PROVIDED DATA: Begin
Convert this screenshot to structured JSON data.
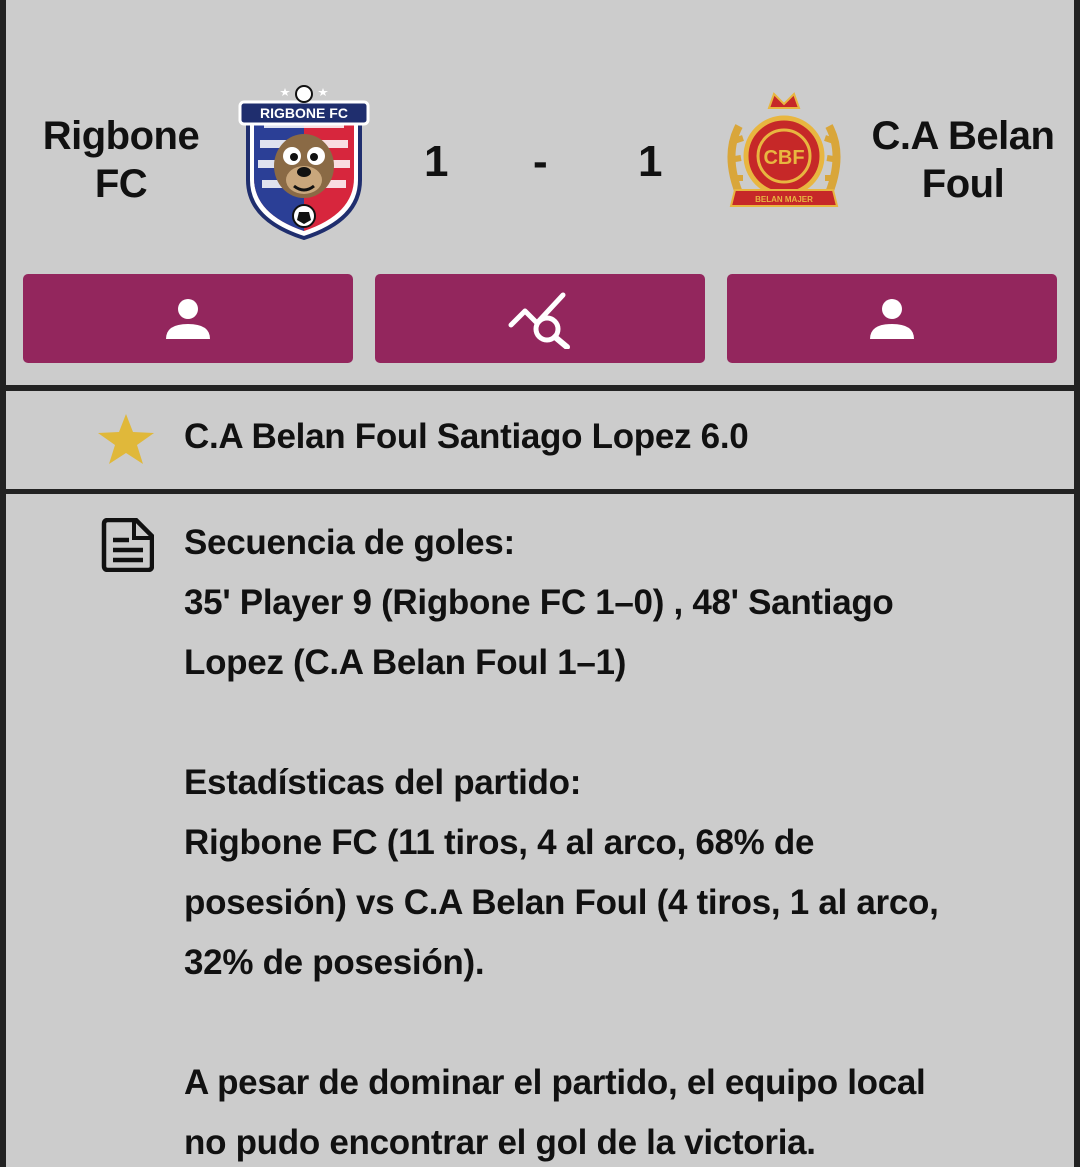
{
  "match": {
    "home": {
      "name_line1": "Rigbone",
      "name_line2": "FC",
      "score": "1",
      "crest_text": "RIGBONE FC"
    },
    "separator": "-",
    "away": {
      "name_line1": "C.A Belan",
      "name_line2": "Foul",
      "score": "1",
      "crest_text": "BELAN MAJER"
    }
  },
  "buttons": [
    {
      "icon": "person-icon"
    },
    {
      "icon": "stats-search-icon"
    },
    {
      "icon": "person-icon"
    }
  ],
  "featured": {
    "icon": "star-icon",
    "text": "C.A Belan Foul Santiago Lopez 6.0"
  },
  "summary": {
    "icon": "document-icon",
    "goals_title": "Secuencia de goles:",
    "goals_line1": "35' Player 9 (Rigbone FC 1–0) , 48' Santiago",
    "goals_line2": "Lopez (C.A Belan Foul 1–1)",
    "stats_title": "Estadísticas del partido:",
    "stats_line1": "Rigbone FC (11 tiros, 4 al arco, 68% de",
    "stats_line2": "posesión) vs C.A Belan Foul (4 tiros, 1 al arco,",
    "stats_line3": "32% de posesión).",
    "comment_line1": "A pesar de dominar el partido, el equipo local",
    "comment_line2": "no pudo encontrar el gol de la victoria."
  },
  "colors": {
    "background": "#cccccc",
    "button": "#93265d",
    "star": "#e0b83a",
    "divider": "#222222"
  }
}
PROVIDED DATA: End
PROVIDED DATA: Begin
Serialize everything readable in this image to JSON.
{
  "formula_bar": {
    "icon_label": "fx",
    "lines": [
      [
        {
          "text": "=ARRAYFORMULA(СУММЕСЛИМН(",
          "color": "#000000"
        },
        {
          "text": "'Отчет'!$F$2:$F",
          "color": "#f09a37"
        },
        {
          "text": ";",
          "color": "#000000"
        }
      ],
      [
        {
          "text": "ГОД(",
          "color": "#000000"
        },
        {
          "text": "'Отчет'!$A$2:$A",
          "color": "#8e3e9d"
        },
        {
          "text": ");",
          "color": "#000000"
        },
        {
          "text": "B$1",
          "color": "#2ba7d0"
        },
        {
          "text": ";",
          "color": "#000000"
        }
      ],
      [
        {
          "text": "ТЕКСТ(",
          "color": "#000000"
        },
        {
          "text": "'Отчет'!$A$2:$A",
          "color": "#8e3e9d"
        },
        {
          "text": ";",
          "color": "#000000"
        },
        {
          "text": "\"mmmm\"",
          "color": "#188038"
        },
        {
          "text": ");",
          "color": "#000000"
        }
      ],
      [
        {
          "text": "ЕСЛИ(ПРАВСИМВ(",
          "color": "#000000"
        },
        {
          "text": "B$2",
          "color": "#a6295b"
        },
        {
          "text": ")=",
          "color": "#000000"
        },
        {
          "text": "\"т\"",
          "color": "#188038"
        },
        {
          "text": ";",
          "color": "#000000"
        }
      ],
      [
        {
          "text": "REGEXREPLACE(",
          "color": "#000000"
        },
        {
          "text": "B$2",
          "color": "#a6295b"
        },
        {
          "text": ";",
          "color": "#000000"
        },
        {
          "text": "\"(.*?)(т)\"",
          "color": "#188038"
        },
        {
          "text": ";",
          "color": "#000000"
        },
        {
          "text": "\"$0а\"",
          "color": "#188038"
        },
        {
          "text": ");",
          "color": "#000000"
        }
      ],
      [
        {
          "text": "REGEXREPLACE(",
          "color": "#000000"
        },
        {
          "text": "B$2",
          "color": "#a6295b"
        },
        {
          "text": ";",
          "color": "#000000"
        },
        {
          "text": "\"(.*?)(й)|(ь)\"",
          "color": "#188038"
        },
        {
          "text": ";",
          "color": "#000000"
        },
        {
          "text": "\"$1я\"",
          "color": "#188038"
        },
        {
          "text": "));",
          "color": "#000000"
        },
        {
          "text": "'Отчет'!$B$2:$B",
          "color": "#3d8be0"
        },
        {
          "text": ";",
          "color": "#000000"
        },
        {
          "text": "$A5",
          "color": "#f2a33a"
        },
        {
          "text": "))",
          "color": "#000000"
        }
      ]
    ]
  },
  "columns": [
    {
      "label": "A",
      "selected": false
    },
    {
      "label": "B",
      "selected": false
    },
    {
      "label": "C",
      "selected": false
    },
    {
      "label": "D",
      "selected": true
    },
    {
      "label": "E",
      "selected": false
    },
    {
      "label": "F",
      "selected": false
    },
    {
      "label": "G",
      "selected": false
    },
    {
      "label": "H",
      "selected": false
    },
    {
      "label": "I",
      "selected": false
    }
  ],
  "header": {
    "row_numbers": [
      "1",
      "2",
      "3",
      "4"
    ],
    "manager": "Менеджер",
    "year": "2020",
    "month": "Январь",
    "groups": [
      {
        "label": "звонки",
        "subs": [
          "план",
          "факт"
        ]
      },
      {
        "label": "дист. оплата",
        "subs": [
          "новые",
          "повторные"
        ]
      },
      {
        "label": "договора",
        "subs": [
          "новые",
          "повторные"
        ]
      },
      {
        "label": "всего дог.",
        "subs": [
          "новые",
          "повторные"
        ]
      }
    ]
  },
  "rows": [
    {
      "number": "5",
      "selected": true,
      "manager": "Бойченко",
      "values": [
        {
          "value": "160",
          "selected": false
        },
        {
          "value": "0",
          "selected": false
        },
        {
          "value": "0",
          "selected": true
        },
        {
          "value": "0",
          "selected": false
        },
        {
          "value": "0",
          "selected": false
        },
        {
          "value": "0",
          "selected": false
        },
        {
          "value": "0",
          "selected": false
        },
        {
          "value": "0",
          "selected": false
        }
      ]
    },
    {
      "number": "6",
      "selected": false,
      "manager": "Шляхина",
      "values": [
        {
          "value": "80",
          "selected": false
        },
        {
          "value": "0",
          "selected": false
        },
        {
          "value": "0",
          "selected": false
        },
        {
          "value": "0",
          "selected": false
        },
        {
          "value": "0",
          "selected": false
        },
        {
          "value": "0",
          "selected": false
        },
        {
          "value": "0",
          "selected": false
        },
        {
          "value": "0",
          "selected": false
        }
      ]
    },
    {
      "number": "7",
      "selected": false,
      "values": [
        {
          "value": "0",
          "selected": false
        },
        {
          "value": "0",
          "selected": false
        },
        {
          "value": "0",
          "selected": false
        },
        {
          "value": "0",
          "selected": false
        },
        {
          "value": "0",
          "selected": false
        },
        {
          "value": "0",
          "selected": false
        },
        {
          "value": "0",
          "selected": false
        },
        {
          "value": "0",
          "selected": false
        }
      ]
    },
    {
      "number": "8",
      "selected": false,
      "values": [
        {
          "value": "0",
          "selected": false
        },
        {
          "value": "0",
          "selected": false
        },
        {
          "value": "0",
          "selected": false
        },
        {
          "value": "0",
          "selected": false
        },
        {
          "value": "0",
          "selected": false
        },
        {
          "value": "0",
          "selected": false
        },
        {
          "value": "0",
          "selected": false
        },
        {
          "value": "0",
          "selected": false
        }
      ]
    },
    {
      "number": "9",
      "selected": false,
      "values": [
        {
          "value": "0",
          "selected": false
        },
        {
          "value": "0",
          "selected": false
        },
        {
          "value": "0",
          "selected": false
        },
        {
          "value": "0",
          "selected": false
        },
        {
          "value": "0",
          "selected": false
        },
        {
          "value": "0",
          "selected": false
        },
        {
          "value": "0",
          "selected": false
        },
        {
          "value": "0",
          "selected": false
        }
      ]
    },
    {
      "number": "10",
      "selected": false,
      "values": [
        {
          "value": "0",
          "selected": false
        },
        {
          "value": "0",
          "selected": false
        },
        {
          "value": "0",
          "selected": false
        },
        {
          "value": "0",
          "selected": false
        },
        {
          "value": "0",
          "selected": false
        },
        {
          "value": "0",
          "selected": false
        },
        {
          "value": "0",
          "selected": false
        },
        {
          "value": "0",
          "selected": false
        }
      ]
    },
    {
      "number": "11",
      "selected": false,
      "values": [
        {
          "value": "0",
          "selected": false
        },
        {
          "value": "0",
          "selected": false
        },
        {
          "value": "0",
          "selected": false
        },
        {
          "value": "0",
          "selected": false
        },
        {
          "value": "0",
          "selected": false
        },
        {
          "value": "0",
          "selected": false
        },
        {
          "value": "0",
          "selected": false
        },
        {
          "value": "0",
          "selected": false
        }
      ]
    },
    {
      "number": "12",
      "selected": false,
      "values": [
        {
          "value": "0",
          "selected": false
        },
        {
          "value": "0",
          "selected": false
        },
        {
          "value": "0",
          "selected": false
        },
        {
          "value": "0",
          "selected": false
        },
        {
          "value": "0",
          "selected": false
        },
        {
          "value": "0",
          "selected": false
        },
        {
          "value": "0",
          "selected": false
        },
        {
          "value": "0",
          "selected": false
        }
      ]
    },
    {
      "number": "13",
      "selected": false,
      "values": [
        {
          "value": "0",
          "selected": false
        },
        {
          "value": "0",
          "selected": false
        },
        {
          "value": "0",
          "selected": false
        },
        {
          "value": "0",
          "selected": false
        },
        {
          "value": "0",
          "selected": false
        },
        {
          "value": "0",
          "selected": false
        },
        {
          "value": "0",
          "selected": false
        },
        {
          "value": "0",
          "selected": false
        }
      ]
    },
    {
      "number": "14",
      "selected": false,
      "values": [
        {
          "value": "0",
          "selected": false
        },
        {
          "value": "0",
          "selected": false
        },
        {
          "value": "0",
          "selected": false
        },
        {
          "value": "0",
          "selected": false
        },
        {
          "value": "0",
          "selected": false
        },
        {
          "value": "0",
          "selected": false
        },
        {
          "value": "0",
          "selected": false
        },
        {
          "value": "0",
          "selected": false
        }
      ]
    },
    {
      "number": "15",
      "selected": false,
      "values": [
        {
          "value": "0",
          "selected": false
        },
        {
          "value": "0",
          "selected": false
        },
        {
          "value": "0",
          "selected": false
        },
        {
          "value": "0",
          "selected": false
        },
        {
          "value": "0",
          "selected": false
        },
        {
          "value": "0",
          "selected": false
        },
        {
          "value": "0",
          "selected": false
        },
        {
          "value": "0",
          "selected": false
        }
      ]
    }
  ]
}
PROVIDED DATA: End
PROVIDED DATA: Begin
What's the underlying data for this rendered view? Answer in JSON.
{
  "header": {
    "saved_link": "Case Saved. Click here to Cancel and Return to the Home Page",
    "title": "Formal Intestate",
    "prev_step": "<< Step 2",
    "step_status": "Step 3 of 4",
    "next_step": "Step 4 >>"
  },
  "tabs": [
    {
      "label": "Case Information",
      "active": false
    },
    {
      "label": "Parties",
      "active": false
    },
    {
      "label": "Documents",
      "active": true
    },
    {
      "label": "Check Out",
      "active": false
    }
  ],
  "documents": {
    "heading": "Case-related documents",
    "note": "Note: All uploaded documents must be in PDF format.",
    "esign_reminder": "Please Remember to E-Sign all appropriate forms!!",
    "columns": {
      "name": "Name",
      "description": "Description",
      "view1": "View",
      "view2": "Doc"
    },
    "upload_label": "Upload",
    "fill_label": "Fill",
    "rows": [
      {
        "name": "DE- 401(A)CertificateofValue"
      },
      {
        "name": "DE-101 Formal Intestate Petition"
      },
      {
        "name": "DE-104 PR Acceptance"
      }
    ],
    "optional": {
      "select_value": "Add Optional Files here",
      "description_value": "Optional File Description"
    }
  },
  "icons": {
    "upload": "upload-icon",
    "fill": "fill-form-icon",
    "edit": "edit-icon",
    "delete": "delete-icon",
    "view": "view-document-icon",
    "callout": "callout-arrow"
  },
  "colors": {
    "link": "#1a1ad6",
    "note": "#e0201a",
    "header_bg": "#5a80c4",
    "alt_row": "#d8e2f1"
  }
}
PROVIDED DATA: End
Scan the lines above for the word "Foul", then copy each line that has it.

→ OUTPUT BELOW:
      "name_line2": "Foul",
    "text": "C.A Belan Foul Santiago Lopez 6.0"
    "goals_line2": "Lopez (C.A Belan Foul 1–1)",
    "stats_line2": "posesión) vs C.A Belan Foul (4 tiros, 1 al arco,",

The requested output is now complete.